Esteban Bullrich was the first one to be sworn-in for the Buenos Aires province.

Then, since González wasn’t present, it was Cristina Kirchner’s turn.

Of course, there were other elected officials from the interior being sworn-in as well but let’s face it, you probably don’t care about them or even know who they are. That’s fine though, we’re still here to provide you with the information you need.

Remember that each province that held senatorial elections last month is changing three seats each: two of them go for the winning candidates and one goes for whoever came out second. (This is why Bullrich and González get two seats but Cristina’s running mate is nowhere to be found this morning).

For Misiones, the former governor of the province, Maurice Closs and his running mate Magdalena Solari are replacing outgoing senators Salvador Cabral and Sandra Giménez. They are all from the same party so no big changes there. Humberto Schiavoni (PRO party) however replaces outgoing Peronist Juan Irrazabal.

OK, now let’s do Formosa: Ruben Mayans and Teresa González, along with Luis Naidenoff were all reelected so nothing to see here. Six more years of the same. In Jujuy, the Radical Silvia Giacoppo and Mario Fiad are taking over, while one seat goes to Peronist Carlos Snopek.

(By the way, I’m pretty sure you’ve stopped reading by now but if not, hey, good job.)

In La Rioja, the unexpected surprise was that Carlos Menem barely made it to the Senate and managed to get one seat, while Radicals Julio Martínez and Olga Inés Brizuela y Doria are taking over two seats that until now were held by Kirchneristas Hilda Aguirre and Teresita Luna. Sad!

Three more provinces to go guys, you can do it, come on.

San Luis: Adolfo Rodríguez Saá gets sworn-in as a senator for the third time in a row along with running mate María Catalfamo. Peronist Claudio Poggi gets one seat and replaces ultra-kirchnerista Daniel Pérsico. Sad, part two!

In San Juan, Roberto Basualdo, who is cozying up to Mauricio Macri was sworn-in for his second term, while Peronists Ruben Uñac and Cristina Lopez replace Kirchneristas Marina Riofrío and Ruperto Godoy.

Last but not least (or maybe least), Kirchnerism is out after being in power for like a million years. Cambiemos’ Eduardo Costa and María Belén Tapia are replacing Virginia García and María Labado, both of them very Kirchneristas. Ana María Ianni, also a Kirchnerista, got one seat though.
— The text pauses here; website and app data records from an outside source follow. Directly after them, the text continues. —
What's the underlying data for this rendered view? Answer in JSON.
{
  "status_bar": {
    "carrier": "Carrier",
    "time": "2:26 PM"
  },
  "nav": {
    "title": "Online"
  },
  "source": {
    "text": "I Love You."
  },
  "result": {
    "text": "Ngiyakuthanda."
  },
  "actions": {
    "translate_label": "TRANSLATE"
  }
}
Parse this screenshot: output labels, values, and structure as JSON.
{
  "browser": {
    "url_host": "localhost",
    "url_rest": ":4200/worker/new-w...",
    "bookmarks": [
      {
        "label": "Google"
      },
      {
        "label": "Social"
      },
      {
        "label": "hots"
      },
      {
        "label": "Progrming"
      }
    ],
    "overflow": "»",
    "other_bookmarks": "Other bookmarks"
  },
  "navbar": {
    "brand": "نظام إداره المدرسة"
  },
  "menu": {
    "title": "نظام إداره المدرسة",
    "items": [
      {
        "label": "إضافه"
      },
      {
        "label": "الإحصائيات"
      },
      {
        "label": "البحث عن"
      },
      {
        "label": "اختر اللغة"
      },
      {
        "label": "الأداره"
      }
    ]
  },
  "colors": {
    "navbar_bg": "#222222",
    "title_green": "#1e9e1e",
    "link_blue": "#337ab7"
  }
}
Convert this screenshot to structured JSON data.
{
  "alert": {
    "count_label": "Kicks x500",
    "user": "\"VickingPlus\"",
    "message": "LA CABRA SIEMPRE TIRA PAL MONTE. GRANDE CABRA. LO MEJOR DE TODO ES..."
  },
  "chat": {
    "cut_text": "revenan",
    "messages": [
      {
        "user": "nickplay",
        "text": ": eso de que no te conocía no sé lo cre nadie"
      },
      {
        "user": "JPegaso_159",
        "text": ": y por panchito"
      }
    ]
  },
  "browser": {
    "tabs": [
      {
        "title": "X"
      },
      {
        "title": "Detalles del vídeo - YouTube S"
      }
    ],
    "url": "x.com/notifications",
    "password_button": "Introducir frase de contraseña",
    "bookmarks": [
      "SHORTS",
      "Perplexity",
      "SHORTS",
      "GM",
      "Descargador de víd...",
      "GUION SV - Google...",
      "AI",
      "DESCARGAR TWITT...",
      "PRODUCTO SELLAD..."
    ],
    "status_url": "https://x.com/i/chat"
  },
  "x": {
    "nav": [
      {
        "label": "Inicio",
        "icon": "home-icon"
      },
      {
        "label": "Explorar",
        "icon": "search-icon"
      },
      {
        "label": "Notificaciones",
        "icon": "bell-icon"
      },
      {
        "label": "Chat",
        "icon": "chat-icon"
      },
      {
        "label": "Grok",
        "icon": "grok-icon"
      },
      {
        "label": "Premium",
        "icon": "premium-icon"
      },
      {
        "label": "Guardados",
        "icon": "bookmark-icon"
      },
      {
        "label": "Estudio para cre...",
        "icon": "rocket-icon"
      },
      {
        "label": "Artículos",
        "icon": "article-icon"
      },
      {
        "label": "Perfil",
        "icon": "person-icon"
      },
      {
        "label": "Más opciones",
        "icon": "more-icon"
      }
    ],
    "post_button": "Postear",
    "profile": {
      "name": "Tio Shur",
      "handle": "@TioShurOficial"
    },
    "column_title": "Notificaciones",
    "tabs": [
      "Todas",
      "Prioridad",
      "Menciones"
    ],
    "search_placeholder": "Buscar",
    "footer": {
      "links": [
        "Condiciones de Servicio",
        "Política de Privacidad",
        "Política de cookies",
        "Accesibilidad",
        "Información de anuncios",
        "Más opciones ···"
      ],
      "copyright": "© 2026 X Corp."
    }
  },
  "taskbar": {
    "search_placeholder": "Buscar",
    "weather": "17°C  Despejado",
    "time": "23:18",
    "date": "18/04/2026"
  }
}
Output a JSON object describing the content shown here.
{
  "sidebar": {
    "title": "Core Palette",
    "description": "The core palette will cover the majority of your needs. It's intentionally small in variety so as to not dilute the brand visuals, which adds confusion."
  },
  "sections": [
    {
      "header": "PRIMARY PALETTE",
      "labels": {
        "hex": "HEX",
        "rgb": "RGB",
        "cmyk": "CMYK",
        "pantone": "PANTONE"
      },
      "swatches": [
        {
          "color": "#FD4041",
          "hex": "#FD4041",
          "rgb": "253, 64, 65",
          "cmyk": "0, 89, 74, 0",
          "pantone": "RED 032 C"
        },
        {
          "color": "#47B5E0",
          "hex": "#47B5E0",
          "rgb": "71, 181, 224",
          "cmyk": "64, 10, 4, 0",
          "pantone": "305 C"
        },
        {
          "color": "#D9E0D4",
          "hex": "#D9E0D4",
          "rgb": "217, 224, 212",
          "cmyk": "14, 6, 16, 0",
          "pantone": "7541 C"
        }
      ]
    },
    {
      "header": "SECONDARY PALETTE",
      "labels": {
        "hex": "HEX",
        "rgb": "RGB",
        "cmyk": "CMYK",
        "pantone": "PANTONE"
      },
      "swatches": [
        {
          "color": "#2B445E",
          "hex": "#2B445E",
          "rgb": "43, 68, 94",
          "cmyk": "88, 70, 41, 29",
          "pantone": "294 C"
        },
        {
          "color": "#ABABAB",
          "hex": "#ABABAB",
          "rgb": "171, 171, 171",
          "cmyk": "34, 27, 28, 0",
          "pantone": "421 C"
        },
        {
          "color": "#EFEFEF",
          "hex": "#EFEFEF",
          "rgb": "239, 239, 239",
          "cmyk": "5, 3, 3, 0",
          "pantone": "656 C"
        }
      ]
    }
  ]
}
Alright, that’s pretty much it. Come back for more info if you want

(h/t to Infobae for all the detailed info)